BEGIN DATA RECORDS
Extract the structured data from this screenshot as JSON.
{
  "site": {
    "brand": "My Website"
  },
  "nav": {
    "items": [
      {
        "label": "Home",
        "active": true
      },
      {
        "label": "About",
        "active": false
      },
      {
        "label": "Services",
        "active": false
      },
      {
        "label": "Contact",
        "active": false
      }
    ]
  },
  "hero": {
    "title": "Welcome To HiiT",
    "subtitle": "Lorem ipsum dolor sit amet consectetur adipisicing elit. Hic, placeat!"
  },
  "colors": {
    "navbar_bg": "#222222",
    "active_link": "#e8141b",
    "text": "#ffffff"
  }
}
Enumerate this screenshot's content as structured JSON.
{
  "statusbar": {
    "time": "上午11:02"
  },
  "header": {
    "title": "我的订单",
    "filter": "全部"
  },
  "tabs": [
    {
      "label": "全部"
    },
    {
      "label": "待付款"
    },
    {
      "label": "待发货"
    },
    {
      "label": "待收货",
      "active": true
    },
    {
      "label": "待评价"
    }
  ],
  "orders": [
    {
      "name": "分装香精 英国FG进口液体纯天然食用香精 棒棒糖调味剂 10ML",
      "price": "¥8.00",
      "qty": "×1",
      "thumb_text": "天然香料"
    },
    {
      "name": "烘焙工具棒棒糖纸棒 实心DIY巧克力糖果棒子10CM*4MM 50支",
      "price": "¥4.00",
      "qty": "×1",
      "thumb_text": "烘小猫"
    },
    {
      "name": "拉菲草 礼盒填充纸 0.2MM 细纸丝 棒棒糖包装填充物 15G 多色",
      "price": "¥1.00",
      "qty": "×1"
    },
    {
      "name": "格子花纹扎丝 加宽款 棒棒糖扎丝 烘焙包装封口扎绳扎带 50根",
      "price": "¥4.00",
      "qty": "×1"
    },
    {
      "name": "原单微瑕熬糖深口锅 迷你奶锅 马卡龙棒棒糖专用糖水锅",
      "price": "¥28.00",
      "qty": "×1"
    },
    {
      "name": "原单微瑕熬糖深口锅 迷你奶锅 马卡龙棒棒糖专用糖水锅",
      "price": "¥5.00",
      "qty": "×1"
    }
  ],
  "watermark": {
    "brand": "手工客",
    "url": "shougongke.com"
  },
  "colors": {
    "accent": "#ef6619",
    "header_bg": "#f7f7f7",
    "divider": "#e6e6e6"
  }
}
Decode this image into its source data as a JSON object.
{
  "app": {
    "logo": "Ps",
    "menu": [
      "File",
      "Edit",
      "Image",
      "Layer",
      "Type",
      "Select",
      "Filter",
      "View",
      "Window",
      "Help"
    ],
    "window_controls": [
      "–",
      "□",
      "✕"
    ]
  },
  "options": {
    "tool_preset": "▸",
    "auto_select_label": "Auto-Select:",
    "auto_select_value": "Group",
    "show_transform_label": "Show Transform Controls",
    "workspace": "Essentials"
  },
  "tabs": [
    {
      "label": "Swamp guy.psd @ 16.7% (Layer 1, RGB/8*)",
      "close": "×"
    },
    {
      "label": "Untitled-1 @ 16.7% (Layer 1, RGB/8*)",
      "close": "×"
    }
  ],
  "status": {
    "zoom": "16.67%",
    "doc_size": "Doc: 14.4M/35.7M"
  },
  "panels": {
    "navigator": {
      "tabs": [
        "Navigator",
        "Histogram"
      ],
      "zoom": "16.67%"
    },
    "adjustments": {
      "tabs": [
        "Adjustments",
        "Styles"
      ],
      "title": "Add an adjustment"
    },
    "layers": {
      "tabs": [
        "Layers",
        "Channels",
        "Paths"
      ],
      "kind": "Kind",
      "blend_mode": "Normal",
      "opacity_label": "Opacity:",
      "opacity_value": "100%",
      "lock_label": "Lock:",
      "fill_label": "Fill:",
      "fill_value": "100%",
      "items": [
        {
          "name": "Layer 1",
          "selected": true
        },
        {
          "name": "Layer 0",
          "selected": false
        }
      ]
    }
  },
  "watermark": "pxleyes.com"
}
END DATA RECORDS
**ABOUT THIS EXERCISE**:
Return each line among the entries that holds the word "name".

**THE ANSWER**:
      "name": "分装香精 英国FG进口液体纯天然食用香精 棒棒糖调味剂 10ML",
      "name": "烘焙工具棒棒糖纸棒 实心DIY巧克力糖果棒子10CM*4MM 50支",
      "name": "拉菲草 礼盒填充纸 0.2MM 细纸丝 棒棒糖包装填充物 15G 多色",
      "name": "格子花纹扎丝 加宽款 棒棒糖扎丝 烘焙包装封口扎绳扎带 50根",
      "name": "原单微瑕熬糖深口锅 迷你奶锅 马卡龙棒棒糖专用糖水锅",
      "name": "原单微瑕熬糖深口锅 迷你奶锅 马卡龙棒棒糖专用糖水锅",
          "name": "Layer 1",
          "name": "Layer 0",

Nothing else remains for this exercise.